__DATA EXTRACT__.
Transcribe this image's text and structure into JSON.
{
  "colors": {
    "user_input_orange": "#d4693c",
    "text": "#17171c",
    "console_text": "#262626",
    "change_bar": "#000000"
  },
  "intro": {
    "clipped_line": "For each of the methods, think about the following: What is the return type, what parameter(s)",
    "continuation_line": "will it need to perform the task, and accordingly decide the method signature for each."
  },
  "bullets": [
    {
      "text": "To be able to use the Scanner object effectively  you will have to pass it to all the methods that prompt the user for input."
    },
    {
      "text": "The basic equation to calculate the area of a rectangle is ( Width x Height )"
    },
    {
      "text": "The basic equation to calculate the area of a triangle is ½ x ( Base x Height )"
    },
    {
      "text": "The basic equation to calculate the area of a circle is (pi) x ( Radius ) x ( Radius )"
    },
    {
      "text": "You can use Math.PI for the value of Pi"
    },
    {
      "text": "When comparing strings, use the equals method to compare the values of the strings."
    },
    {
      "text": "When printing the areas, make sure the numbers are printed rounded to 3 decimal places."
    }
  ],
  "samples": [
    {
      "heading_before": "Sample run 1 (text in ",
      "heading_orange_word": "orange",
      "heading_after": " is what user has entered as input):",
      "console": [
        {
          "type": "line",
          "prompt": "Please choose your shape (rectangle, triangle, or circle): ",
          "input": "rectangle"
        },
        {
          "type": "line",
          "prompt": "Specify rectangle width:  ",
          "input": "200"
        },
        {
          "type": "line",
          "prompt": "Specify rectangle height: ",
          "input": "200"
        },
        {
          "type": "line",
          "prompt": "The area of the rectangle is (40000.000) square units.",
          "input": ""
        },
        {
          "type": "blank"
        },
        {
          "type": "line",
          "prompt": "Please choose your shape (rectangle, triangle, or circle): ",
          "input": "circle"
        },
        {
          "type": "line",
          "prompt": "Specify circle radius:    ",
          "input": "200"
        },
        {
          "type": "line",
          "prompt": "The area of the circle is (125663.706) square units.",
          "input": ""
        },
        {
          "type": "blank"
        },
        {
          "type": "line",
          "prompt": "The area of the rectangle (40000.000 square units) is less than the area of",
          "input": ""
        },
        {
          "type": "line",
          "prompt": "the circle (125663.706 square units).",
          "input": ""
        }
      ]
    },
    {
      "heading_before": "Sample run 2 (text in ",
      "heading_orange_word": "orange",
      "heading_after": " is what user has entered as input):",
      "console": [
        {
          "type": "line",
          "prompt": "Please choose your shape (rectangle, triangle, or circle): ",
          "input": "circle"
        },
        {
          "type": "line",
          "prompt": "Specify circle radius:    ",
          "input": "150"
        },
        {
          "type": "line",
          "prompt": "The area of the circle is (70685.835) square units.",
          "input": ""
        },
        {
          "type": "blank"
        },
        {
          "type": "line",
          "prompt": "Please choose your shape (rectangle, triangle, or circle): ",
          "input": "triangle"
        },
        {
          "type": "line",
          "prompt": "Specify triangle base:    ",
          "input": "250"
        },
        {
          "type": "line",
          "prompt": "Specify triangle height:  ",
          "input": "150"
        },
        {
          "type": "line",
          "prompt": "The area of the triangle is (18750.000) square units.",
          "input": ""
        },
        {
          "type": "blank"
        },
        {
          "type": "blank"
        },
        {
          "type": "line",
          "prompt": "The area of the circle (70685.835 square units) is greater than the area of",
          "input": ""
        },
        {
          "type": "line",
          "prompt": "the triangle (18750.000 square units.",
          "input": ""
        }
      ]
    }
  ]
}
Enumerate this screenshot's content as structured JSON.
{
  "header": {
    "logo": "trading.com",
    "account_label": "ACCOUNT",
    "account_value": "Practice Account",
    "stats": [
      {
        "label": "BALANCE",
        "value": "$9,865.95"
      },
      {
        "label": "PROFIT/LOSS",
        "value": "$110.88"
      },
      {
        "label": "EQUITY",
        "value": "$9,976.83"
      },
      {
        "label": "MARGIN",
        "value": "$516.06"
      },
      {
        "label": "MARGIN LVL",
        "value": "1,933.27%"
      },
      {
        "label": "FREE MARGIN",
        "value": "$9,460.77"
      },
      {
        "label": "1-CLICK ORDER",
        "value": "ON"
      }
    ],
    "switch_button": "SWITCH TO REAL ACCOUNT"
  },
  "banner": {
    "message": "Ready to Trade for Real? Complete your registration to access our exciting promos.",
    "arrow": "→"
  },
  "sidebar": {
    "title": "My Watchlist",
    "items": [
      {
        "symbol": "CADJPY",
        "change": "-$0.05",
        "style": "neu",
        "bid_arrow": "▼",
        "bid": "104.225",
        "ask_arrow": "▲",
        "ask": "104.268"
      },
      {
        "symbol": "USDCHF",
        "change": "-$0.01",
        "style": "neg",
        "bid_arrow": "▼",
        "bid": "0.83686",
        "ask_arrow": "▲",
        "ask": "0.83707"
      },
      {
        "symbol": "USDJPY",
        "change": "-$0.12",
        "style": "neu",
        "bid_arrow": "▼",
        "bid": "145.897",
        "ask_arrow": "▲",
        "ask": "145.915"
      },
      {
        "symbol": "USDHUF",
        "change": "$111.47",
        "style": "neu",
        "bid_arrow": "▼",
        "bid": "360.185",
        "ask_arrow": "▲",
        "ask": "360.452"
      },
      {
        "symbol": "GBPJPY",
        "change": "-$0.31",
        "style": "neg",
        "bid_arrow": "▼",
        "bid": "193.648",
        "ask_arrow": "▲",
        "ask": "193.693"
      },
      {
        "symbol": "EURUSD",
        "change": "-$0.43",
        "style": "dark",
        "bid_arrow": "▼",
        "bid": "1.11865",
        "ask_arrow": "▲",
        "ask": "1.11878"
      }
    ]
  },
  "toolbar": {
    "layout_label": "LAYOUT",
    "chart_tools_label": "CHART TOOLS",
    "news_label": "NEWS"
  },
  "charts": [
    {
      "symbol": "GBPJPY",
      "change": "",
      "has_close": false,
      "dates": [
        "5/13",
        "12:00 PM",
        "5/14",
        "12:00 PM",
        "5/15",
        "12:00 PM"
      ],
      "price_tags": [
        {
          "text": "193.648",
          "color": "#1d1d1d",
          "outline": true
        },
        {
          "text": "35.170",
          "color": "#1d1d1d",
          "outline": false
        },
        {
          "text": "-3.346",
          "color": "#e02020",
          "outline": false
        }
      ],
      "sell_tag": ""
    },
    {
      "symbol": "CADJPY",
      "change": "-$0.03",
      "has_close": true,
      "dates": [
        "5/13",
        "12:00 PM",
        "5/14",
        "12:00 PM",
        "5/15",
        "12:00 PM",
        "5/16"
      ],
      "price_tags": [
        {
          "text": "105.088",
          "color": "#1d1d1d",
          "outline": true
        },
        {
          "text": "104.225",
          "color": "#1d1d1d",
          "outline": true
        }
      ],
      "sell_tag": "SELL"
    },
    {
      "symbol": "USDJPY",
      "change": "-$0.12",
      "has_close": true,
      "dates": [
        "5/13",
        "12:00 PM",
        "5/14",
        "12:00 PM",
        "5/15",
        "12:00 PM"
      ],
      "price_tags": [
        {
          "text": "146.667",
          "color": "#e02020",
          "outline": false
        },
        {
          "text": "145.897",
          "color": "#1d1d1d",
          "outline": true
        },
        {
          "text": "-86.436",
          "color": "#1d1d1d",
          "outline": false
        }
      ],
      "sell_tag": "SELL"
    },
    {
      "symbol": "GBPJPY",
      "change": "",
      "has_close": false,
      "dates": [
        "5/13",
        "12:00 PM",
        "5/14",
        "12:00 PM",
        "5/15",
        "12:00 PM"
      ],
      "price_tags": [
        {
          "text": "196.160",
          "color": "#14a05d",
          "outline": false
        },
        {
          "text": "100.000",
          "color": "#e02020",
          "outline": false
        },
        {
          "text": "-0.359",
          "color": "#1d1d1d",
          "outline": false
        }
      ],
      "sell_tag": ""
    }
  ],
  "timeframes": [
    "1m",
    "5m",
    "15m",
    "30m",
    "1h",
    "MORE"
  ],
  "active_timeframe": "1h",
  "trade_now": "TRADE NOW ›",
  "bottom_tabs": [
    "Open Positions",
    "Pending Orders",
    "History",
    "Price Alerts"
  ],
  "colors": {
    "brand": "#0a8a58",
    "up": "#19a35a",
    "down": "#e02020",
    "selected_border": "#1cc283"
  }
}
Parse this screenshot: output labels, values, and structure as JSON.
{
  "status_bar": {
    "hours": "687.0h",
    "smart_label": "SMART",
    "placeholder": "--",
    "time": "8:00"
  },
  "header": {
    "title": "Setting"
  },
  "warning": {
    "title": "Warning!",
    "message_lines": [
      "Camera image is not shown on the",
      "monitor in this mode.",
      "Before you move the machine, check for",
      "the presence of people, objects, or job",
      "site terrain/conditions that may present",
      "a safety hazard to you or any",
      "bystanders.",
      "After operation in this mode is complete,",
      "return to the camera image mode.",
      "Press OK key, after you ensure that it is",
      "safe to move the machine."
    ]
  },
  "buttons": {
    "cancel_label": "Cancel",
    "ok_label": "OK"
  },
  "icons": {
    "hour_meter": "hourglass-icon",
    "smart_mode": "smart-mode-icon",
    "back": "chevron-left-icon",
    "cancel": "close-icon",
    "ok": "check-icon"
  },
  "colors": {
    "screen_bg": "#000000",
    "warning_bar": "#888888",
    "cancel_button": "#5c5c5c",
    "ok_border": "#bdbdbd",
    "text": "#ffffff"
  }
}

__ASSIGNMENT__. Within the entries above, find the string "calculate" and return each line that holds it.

__EXPECTED OUTPUT__.
      "text": "The basic equation to calculate the area of a rectangle is ( Width x Height )"
      "text": "The basic equation to calculate the area of a triangle is ½ x ( Base x Height )"
      "text": "The basic equation to calculate the area of a circle is (pi) x ( Radius ) x ( Radius )"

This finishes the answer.